Your data collection options

To make any USV “data-harvest-ready” with our systems is quite simple. Depending on the size of the USV and how much you want it to do, we have a number of options:

  • Modem 6 – our acoustic modem family
  • Dunker 6 – our LBL and telemetry transceiver for deployment from vessels or USVs
  • Or one of our Ranger USBL family of High Performance Transceivers (HPT), depending on the water depth you’re working in and the precision that you want.
  • If you’re also doing positioning, you may want our Gyro USBL – removes calibration requirements so great for using on dynamic vessels of opportunity.
  • Acoustic Communications Module – ideal for gliders, all the electronics you need, housed in a compact form factor, with a remote transducer
  • Wave Glider Transceiver (WGT) – all the electronics you need, including a satellite link, with a remote transducer

Each of these systems can interface in several different ways with the vehicle’s management system for access to the previously recovered data. When instructed to do so, the unmanned vehicle can then transmit the recovered data via Iridium or for example a 4G cellular network back to shore.

Get in touch if you want to learn more about this amazing technology.

Letting the underwater drones do the work

Another option is to use underwater drones, or autonomous/unmanned underwater vehicles (AUV/UUV) for your data gathering missions. In fact, your AUV/UUV may already be equipped for data collection, if it has an AvTrak 6 or AvTrak 6 OEM Nano telemetry transceiver on board.

  • AvTrak 6 OEM – our vehicle-ready, self-contained vehicle tracking and communications transponder
  • AvTrak 6 – as above, but within our subsea housing

Once the data has been harvested, your AUV can either transit to a wired subsea transceiver or meet up with a USV, to offload its data. Of course, it could also be recovered by a conventional vessel using a Sonardyne transceiver or by downloading the data once the AUV has been recovered on the back deck.

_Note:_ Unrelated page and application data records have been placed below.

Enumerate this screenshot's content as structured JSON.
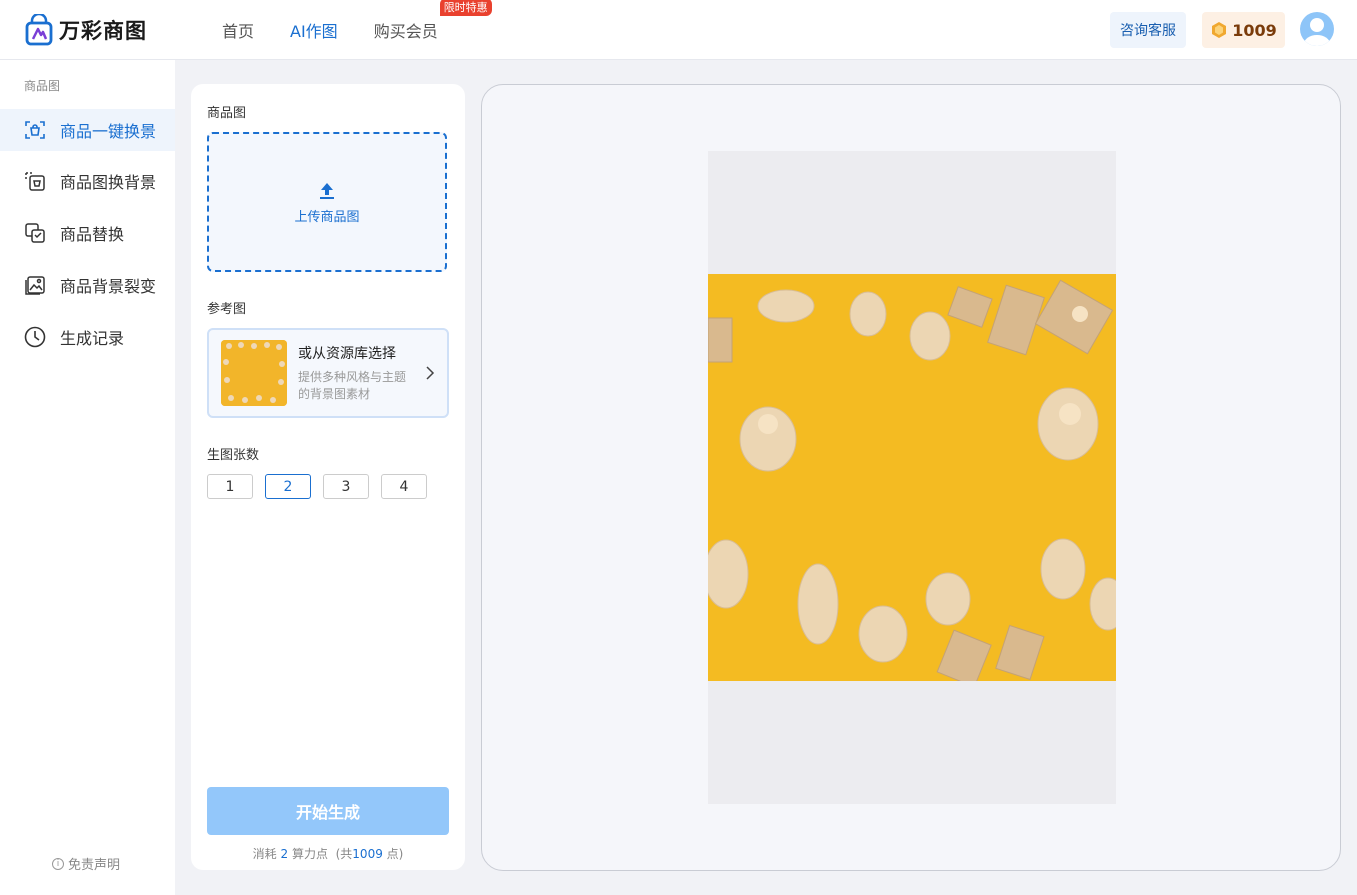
{
  "header": {
    "brand": "万彩商图",
    "nav": [
      {
        "label": "首页"
      },
      {
        "label": "AI作图"
      },
      {
        "label": "购买会员",
        "badge": "限时特惠"
      }
    ],
    "consult_label": "咨询客服",
    "points": "1009"
  },
  "sidebar": {
    "caption": "商品图",
    "items": [
      {
        "label": "商品一键换景",
        "icon": "scan-product-icon",
        "active": true
      },
      {
        "label": "商品图换背景",
        "icon": "swap-background-icon"
      },
      {
        "label": "商品替换",
        "icon": "replace-product-icon"
      },
      {
        "label": "商品背景裂变",
        "icon": "background-variation-icon"
      },
      {
        "label": "生成记录",
        "icon": "clock-icon"
      }
    ],
    "disclaimer": "免责声明"
  },
  "panel": {
    "product_label": "商品图",
    "upload_text": "上传商品图",
    "reference_label": "参考图",
    "reference_title": "或从资源库选择",
    "reference_desc_line1": "提供多种风格与主题",
    "reference_desc_line2": "的背景图素材",
    "count_label": "生图张数",
    "counts": [
      "1",
      "2",
      "3",
      "4"
    ],
    "selected_count": "2",
    "generate_label": "开始生成",
    "cost_prefix": "消耗",
    "cost_value": "2",
    "cost_unit": "算力点",
    "cost_total_prefix": "(共",
    "cost_total": "1009",
    "cost_total_suffix": "点)"
  },
  "colors": {
    "accent": "#1a6fd0",
    "scene_background": "#f4bb22",
    "badge": "#e9412e"
  }
}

If there’s a substantial amount of data to be retrieved, our BlueComm free space optical modem enables multiple megabytes of it to be offloaded, quickly. This is perhaps more relevant in seismic data acquisition operations, but could also be useful when monitoring requires a high level of data transfer, for example, downloading raw or time series subsea asset motion data.

Just as you can with an AvTrak, with an integrated BlueComm your vehicle can gather data then offload it either to a BlueComm hardwired into the subsea infrastructure to then send down the umbilical or to a manned or unmanned surface vessel, with a corresponding BlueComm receiver. To put it another way, we no longer have a problem handling high bandwidth data subsea!

Conclusion

So, what’s the upshot of all of this? In a nutshell, when you’re monitoring subsea assets using our equipment there are numerous ways, both conventionally and now also using MAS, such as USVs and AUVs, to access as much data as you would like wirelessly. And this isn’t just for subsea asset monitoring, it can be for data collection from any type of subsea sensor.

In my next blog, I’ll take you through what happens now you have your data and who helps you to understand what’s happening in your subsea system.

We can help and assist on all aspects of data harvesting missions, including organising the most appropriate and efficient data gathering platform for the task. Get in touch to find out how we can help you.